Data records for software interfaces

+ + + + +

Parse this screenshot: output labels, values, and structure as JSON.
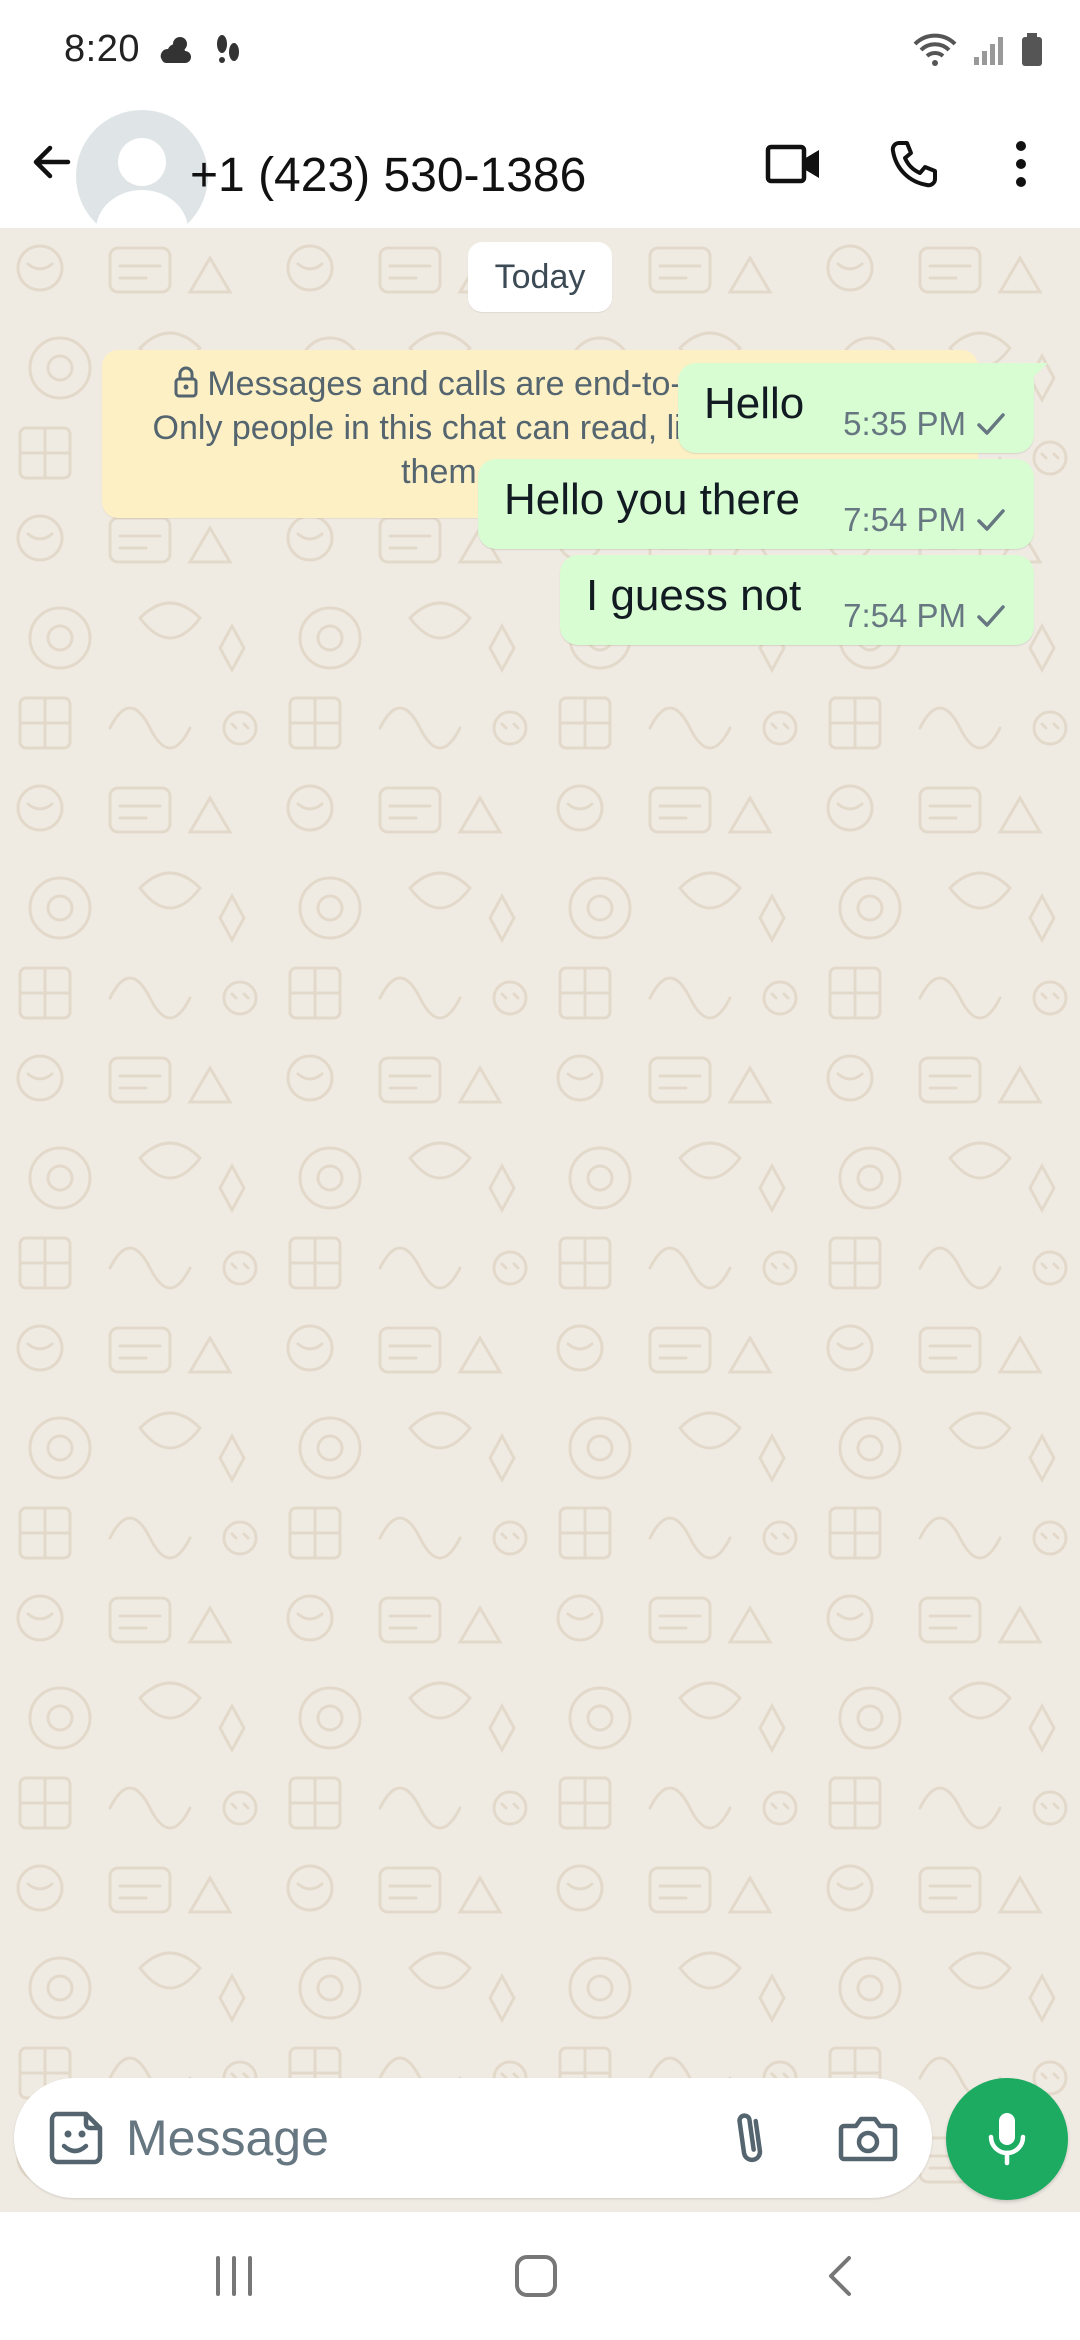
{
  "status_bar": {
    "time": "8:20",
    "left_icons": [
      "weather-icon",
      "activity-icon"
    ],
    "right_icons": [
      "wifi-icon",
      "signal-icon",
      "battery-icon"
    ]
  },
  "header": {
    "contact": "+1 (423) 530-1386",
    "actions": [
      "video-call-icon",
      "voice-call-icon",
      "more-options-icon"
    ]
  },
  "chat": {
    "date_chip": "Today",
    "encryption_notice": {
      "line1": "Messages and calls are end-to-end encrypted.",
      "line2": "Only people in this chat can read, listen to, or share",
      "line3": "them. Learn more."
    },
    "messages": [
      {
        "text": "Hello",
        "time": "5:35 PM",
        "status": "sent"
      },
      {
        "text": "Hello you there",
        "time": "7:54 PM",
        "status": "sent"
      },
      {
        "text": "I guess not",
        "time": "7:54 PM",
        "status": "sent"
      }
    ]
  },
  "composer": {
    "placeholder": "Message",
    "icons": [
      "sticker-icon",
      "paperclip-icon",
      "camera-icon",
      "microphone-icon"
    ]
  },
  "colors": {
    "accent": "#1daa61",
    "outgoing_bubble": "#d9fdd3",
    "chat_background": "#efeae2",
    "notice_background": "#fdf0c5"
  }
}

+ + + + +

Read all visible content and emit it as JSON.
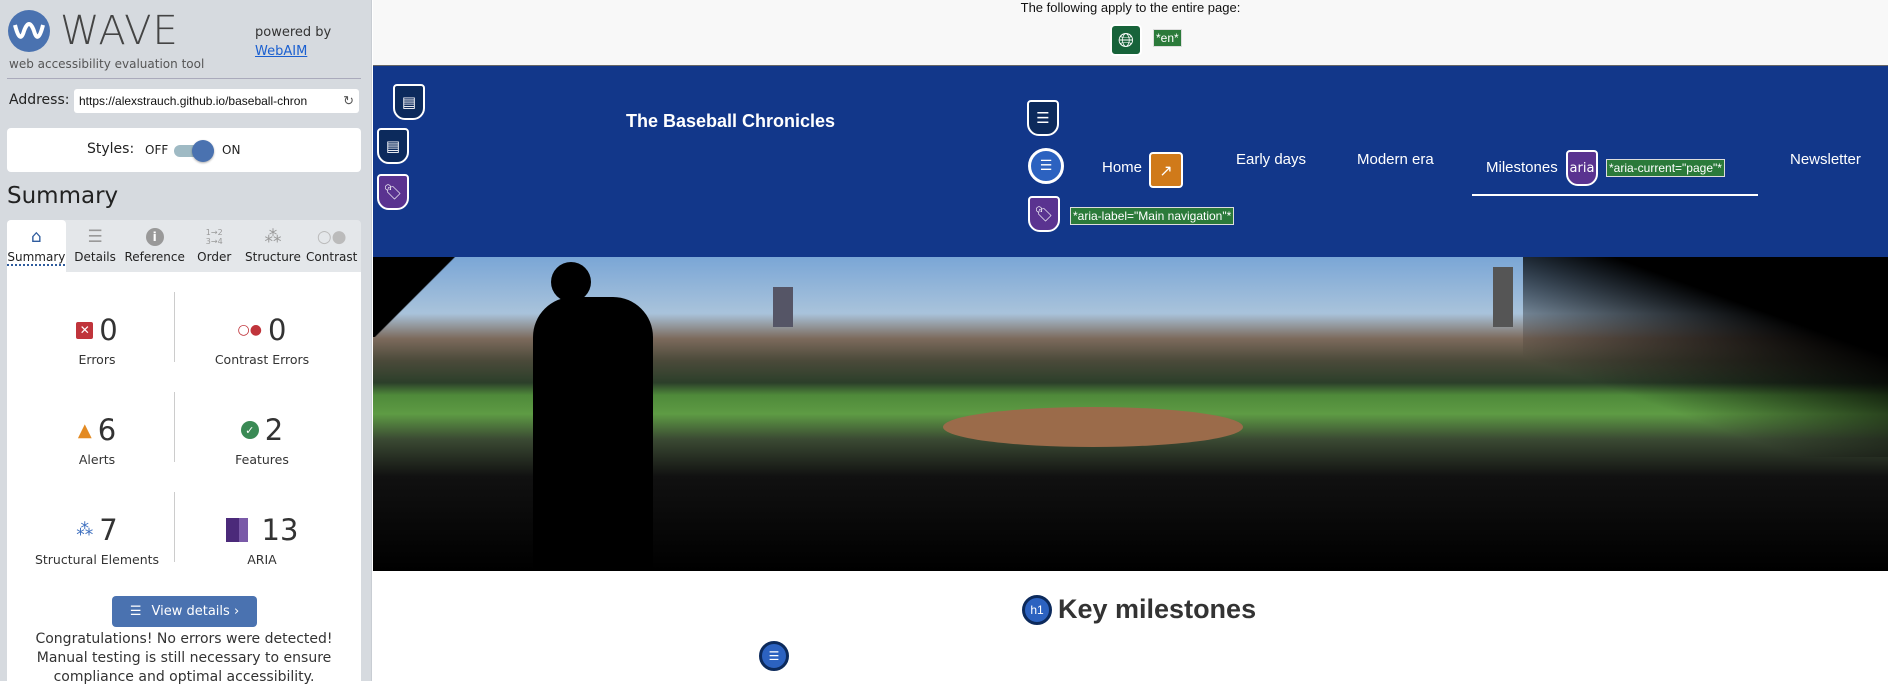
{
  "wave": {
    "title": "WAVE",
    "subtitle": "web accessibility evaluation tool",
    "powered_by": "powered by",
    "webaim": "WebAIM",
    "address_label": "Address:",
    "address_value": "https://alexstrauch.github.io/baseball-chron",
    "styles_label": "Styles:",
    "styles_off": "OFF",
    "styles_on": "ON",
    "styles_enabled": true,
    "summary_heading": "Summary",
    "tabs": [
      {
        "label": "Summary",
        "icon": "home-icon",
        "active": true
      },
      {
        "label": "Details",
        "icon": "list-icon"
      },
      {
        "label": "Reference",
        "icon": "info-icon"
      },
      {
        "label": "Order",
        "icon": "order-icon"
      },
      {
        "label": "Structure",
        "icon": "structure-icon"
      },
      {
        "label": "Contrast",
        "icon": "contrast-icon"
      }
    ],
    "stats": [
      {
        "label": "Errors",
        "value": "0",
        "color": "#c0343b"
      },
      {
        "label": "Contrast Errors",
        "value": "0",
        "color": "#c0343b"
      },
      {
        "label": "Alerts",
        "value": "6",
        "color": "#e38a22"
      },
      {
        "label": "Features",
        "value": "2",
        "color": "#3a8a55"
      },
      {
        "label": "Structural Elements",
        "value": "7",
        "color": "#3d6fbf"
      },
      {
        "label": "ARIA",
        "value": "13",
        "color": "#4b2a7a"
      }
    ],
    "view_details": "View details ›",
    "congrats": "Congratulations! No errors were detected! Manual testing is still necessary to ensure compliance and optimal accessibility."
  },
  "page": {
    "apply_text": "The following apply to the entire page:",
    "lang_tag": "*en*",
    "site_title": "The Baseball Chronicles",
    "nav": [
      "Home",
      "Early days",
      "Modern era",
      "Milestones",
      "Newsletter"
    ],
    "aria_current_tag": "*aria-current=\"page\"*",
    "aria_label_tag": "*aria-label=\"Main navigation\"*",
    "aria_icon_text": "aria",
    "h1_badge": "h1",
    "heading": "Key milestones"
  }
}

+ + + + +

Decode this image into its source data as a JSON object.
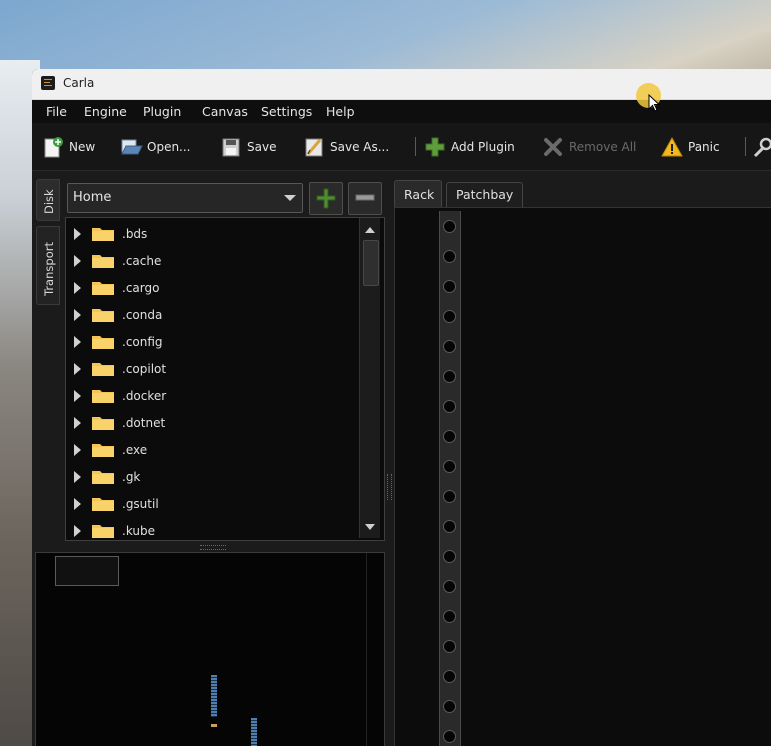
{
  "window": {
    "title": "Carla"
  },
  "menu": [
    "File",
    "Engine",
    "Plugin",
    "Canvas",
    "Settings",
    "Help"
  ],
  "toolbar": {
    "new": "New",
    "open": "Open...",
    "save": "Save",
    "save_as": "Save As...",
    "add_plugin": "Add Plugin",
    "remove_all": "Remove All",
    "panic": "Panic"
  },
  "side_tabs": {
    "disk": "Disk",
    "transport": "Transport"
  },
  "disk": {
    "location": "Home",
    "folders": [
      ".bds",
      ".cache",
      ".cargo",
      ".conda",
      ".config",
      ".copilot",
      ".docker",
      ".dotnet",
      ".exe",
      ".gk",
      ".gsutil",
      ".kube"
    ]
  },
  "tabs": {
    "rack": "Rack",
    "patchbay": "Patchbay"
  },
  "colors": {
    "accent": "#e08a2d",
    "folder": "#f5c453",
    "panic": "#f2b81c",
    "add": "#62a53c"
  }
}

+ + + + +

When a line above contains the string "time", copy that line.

    "time": "8:20",
        "time": "5:35 PM",
        "time": "7:54 PM",
        "time": "7:54 PM",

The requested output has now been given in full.